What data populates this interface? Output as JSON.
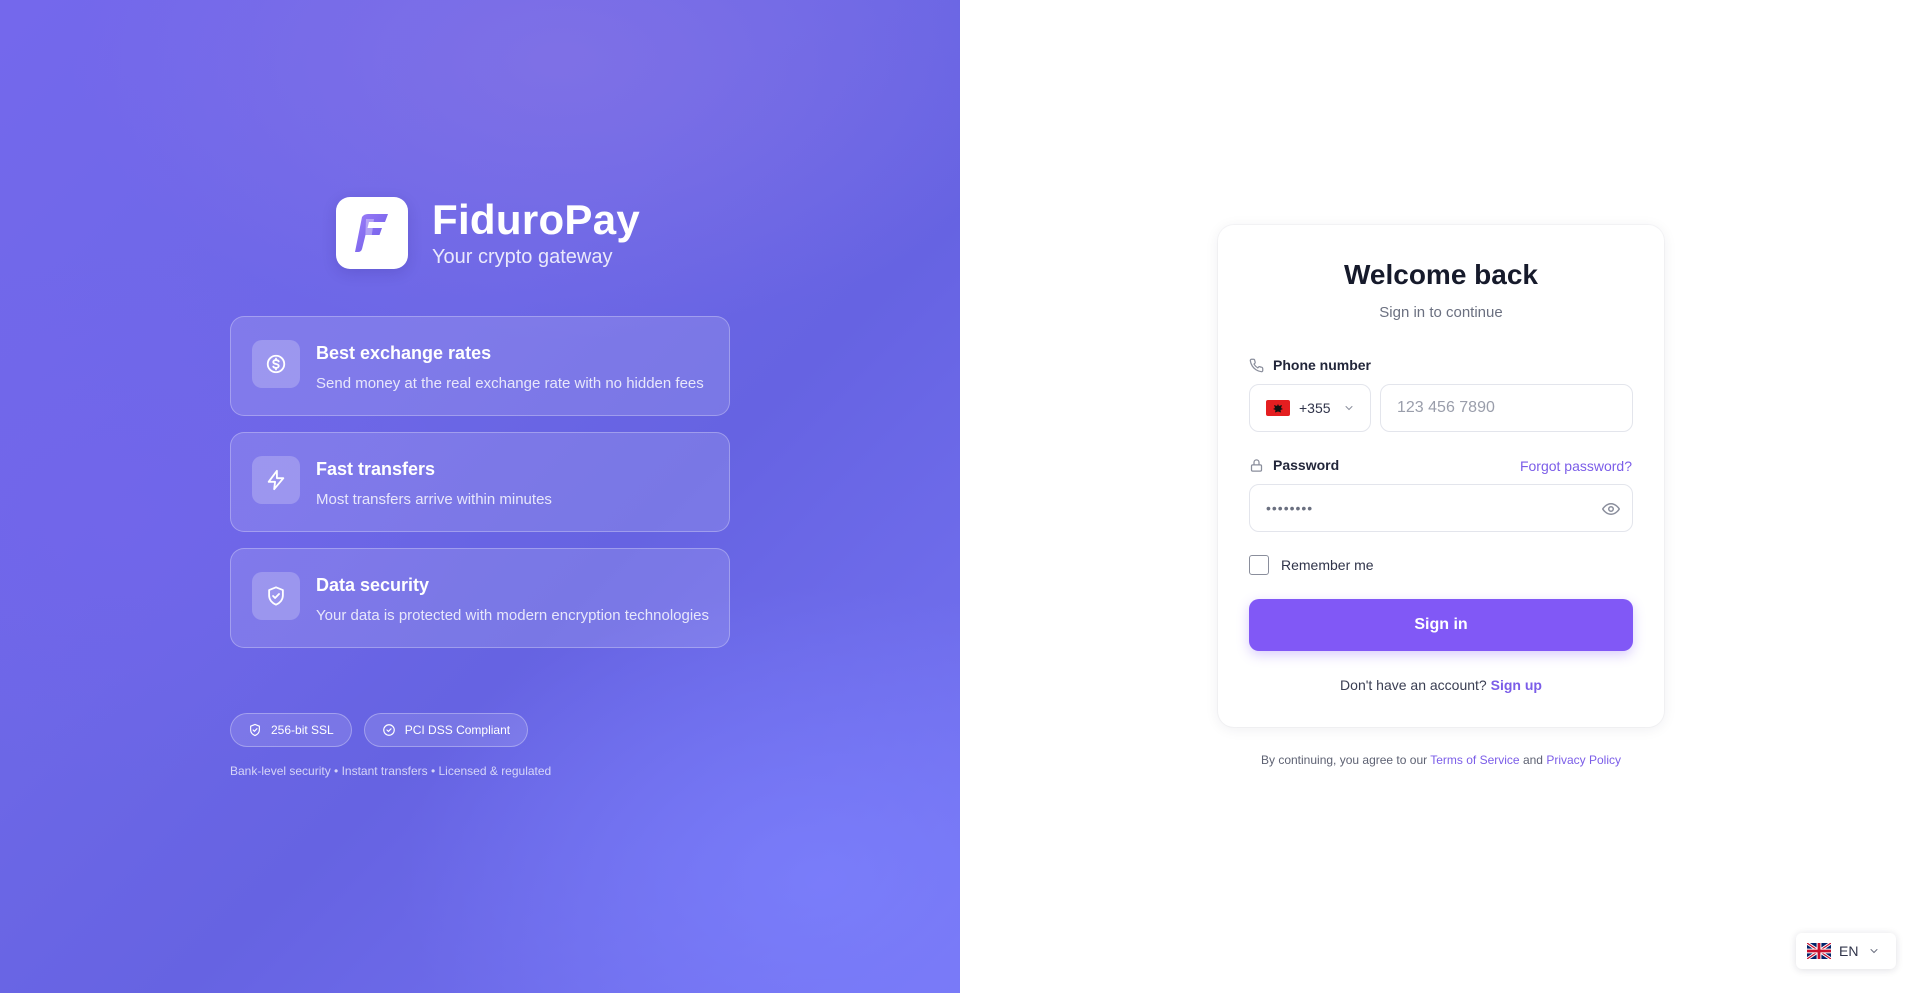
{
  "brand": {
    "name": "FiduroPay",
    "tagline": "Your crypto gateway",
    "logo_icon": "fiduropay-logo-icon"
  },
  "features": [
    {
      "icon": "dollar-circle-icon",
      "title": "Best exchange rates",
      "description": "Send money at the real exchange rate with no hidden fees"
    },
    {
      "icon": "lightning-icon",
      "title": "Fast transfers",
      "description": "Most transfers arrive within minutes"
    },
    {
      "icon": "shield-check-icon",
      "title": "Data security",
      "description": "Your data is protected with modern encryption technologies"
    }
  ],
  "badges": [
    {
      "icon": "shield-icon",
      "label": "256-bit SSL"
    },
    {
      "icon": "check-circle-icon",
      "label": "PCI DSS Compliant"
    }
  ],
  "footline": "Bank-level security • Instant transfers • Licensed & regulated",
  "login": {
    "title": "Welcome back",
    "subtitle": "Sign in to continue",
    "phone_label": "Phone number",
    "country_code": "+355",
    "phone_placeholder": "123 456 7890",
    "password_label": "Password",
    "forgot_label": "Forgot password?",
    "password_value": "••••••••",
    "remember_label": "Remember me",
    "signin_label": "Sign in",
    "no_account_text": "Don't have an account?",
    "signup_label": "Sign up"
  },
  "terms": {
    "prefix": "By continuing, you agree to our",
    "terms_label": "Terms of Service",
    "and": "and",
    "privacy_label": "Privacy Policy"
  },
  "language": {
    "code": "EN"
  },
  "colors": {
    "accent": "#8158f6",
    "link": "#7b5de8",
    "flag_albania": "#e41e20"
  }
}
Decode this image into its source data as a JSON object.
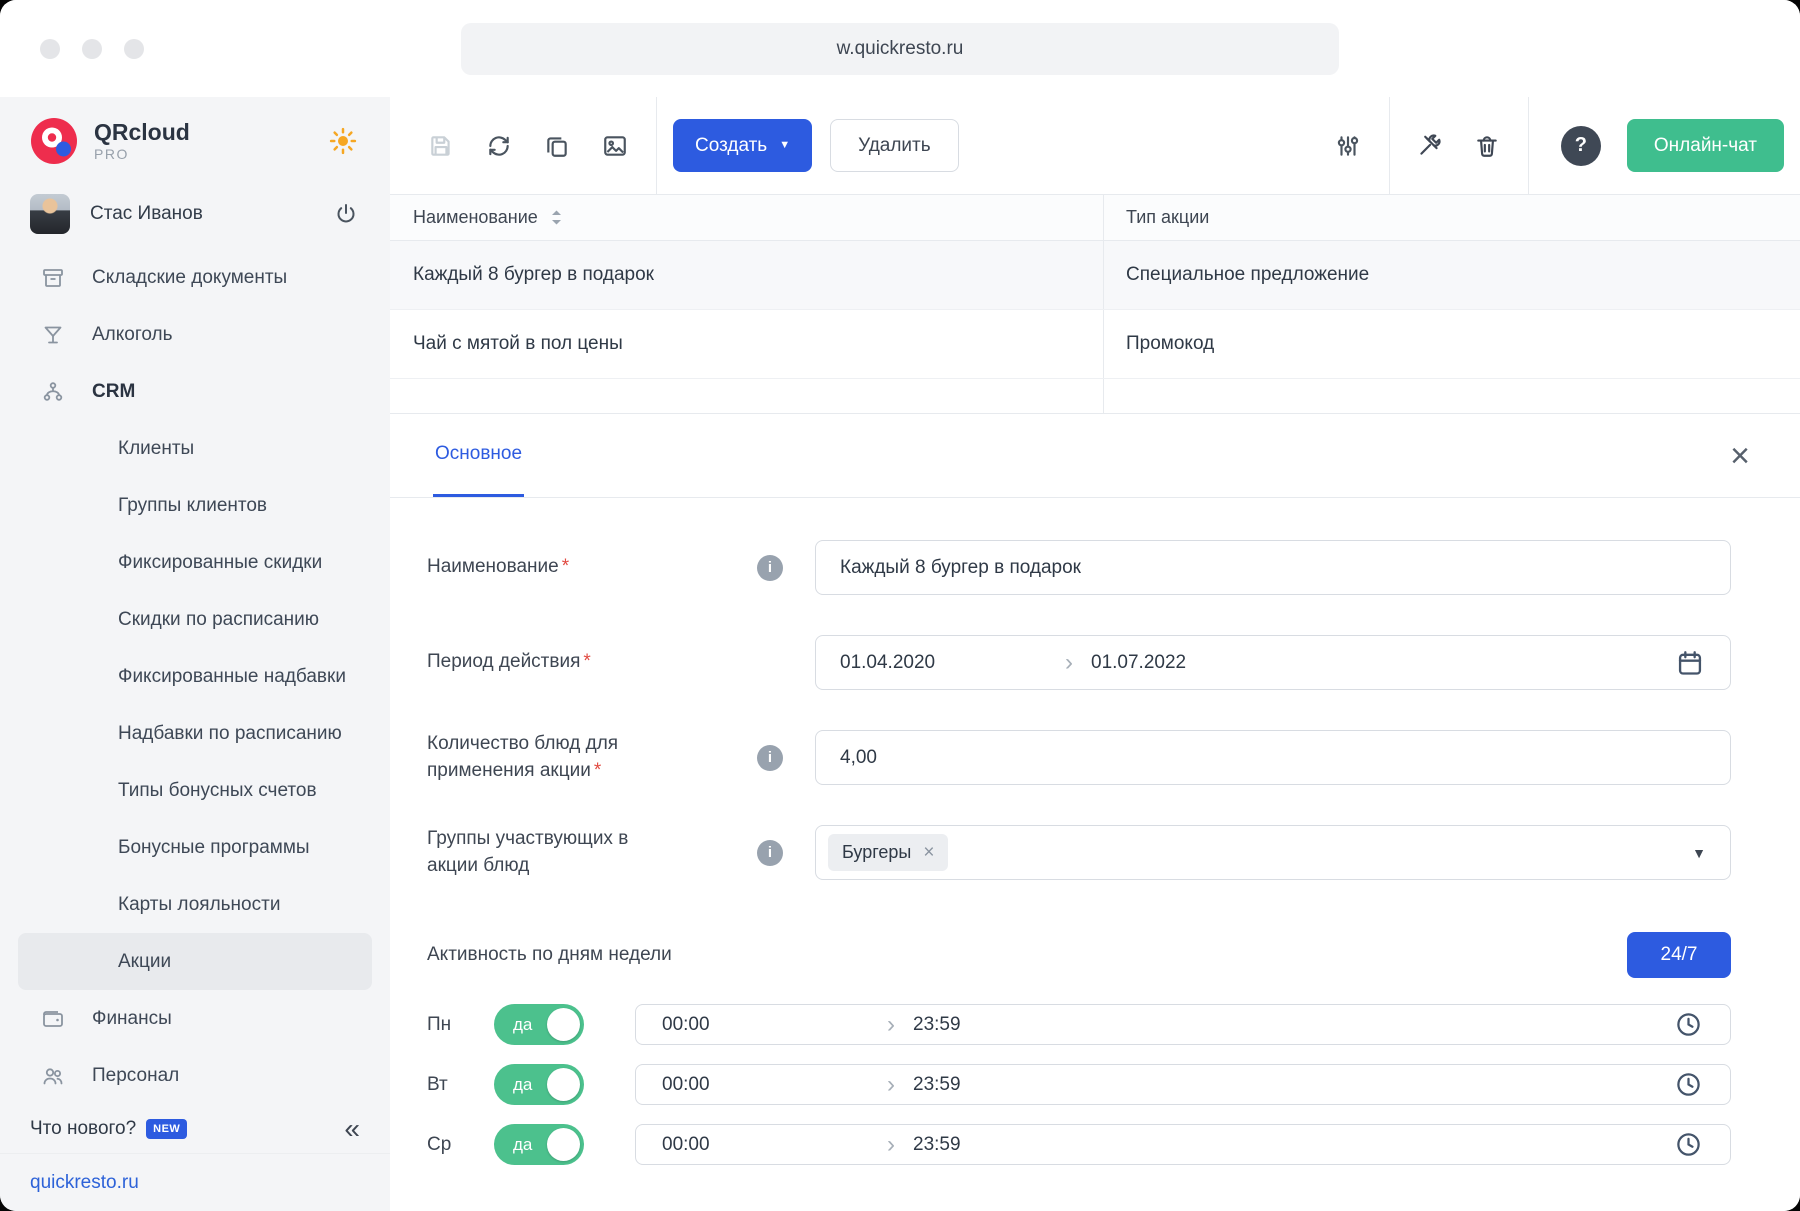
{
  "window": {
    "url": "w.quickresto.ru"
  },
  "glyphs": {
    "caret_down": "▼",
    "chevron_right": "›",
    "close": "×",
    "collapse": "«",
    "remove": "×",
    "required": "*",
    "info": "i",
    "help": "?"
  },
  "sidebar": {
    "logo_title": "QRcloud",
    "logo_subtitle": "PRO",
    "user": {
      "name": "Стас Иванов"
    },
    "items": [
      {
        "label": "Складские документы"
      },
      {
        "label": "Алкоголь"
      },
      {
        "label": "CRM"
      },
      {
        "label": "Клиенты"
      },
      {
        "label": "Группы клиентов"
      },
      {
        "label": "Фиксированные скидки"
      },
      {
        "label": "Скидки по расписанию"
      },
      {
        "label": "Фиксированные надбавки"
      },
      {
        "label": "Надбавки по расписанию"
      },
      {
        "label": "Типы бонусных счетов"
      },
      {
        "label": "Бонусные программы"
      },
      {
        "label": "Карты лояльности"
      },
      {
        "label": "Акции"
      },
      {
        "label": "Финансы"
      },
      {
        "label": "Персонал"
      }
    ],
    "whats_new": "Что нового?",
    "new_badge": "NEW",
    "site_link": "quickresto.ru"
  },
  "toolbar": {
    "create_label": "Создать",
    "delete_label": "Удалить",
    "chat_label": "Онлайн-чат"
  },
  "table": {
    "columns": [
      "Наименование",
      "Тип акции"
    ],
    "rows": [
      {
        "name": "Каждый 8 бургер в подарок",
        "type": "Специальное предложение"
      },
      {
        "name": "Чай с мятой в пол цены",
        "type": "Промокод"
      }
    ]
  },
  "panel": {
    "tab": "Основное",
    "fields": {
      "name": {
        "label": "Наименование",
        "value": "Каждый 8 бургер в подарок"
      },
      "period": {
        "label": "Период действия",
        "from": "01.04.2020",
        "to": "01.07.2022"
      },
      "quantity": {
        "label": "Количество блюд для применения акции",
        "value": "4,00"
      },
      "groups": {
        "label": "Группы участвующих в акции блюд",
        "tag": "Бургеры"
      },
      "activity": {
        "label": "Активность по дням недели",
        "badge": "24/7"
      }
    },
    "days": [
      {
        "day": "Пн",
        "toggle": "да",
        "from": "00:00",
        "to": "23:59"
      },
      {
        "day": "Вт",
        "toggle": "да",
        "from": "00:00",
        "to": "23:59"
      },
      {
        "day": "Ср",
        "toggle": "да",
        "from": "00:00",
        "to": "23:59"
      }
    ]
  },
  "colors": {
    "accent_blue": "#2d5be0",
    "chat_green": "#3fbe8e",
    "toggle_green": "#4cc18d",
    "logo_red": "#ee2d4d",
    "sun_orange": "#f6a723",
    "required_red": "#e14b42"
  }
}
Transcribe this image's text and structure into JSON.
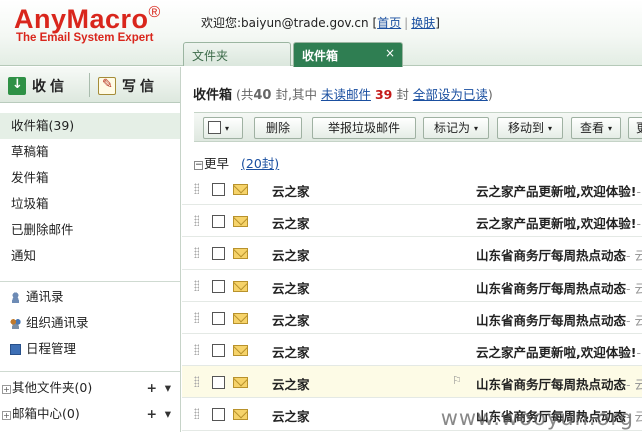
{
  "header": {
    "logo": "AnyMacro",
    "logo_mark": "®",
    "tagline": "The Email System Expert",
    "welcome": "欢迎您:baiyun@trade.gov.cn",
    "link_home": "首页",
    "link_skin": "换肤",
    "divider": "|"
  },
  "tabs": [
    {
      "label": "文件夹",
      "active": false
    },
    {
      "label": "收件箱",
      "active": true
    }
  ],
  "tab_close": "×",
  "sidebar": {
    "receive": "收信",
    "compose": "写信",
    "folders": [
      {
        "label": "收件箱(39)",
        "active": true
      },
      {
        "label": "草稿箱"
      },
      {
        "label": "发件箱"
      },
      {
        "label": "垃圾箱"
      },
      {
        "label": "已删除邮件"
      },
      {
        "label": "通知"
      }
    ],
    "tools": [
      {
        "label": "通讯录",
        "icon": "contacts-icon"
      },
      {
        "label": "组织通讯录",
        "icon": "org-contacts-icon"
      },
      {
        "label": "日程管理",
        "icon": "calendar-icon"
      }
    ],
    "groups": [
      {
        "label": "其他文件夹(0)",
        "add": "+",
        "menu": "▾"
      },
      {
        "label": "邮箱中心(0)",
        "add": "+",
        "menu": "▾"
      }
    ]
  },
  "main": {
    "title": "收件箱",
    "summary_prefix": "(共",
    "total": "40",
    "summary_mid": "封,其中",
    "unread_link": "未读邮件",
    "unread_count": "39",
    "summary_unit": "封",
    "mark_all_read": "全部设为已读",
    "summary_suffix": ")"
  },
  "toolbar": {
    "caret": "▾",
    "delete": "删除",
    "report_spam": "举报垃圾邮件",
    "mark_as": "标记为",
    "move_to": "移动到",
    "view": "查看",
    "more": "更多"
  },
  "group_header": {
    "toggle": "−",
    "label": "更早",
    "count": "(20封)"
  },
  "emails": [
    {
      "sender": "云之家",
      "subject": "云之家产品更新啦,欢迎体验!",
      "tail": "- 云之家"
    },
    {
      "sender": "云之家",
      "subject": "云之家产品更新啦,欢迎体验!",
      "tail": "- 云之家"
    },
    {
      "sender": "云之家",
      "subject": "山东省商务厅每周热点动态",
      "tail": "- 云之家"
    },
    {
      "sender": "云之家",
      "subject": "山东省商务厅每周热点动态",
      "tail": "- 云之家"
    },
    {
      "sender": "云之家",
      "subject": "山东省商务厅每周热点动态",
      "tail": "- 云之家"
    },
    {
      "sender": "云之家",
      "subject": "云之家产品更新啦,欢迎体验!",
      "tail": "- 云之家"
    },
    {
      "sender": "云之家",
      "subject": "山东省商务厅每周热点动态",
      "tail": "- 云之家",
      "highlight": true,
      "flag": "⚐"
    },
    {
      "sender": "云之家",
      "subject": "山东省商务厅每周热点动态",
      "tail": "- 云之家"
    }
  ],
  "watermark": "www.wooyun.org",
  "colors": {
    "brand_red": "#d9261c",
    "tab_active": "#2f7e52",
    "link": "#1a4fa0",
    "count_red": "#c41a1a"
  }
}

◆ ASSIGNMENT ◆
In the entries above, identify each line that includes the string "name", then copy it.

◆ OUTPUT OF THE TASK ◆
    "name": "FiduroPay",
      "name": "Стас Иванов"
        "name": "Каждый 8 бургер в подарок",
        "name": "Чай с мятой в пол цены",
      "name": {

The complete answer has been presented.